The high cost of arrogance
HAVING listened to the professionals at GARFIN - the Grenada Authority for the Regulation of Financial Institutions - about the ongoing debate on the Insurance Amendment Bill that was defeated in the Grenada parliament last week, I think there were some important areas of clarification.
· The referred to $500,000 is not an additional sum required to be paid by insurance companies, but is a sum already paid by them under existing regulatory procedures. The real debate is over the interests accrued by such deposits. Under the proposed amendment GARFIN will now use the interests earned to help fund its operations.
· The 500,000 deposit is only for Life Underwrites. The referred to levy of 1% on premiums is for general insurance companies. Companies don’t pay both.
· Companies can decide to absorb the cost of that levy or pass it on to their policyholders. It is a business call they will have to make in a competitive arena. That levy will also be used to fund the operations of GARFIN.
Critics of the politics of the amendment will argue that the amendment does not strengthen regulations per se, just help better fund GARFIN.
I beg to differ with that line of argument though. A better funded GARFIN will in and of itself, help to strengthen regulation.
Having listened to all the arguments, the amendment as proposed by and large should be supported – and hopefully the opposition in parliament and the two government backbenchers will eventually come around to that view.
The defeat of the bill might have been really partly as a result of some political grandstanding.
But we cannot divorce the extremely toxic political environment in which that bill – and no doubt many others to come – will be debated and voted on.
And this brings me to a point that I thought Arley Gill, the Public Relations Officer of the National Democratic Congress, made well the other day.
The defeat of the bill was also partly due to government arrogance – an attitude it can’t afford given that it is a minority administration.
The nation’s business is too sacred for Prime Minister Tillman Thomas and Leader of Government Business Nazim Burke to run the affairs in parliament with the same arrogance with which they have destroyed their own party.
Gill was quoted as saying that government “must do a better job at managing the affairs of the House of Representatives.”
He complained that leader of government business Finance Minister Nazim Burke had failed to reach out to the backbenchers.
He declared: “The government cannot throw stones at the backbenchers and then expect automatic support.” (Give Glen Noel’s recent “throw one stone” analogy, Gill’s comments were appropriate – pun and all – even if maybe it was not intended).
How is it that government backbenchers are not routinely briefed on government’s legislative agenda?
In the best political climate this should happen, if only out of courtesy and respect.
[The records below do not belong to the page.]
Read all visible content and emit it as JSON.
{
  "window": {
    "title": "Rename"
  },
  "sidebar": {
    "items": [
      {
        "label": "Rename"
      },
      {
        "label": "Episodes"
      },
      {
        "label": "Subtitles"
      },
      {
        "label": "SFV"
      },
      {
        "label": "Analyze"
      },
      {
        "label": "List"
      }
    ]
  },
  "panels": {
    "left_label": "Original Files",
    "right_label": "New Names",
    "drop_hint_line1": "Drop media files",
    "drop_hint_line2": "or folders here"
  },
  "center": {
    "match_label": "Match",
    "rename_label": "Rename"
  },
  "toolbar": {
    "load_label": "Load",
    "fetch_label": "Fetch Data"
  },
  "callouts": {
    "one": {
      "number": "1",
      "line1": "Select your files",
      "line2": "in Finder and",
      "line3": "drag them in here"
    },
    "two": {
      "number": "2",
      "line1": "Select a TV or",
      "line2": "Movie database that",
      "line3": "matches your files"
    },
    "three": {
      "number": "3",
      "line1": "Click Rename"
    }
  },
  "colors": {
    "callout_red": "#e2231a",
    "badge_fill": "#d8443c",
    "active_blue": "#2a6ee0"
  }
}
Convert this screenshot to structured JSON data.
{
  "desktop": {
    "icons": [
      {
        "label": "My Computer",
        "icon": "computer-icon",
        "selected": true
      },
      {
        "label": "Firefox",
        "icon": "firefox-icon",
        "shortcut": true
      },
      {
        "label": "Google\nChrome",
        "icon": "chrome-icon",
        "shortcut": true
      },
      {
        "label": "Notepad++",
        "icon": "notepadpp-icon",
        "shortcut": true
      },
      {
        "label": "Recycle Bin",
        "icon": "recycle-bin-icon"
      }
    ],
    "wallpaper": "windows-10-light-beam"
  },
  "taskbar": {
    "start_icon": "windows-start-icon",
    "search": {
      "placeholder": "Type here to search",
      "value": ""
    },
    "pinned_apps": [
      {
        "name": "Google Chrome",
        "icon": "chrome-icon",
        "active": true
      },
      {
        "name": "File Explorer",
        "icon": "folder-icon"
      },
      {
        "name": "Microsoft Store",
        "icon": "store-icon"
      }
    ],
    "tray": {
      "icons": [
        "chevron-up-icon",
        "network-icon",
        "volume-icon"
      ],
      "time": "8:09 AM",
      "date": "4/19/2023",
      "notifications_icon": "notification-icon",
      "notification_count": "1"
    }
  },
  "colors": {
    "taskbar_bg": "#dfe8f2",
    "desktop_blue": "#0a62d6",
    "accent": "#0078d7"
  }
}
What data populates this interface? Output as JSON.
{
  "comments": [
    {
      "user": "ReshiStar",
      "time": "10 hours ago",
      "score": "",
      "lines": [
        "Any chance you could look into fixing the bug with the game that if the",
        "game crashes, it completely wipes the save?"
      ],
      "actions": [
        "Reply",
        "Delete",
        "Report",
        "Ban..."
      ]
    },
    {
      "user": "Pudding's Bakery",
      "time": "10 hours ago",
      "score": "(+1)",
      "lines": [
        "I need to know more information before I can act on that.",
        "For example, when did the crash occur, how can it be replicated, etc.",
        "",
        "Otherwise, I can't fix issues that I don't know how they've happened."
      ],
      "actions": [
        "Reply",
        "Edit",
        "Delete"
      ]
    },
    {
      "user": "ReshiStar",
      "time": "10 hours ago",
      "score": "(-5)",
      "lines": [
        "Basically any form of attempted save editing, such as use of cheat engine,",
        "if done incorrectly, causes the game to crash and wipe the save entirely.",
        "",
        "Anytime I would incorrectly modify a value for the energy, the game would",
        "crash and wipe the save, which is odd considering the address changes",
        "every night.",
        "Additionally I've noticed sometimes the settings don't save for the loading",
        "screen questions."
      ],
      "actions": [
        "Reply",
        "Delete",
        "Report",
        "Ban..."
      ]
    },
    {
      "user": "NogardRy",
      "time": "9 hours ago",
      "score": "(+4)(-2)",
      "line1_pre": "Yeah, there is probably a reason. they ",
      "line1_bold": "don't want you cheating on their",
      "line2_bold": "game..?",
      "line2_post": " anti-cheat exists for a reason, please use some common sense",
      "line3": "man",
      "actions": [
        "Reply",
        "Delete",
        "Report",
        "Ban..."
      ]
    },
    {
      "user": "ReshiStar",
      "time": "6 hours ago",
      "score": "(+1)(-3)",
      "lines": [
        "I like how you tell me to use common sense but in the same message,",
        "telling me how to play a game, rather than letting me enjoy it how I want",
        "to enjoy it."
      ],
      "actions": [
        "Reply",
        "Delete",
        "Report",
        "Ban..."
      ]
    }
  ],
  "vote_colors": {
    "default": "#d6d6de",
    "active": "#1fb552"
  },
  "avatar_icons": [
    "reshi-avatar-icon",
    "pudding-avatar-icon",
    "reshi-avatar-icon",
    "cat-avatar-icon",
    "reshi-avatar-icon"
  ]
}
In a poisonous atmosphere, an even extra effort must be made.
It is all well and good for Prime Minister Thomas to bash his “rebel” MPs for their lack of support.
And while I don’t expect him to criticize publicly the management of the process by his leader of government business – I hope he would have had a quiet chat with him that says: you must do better next time.
Let the lesson be learnt. Ignoring your MPs has far worse consequences, than ignoring your party’s executive.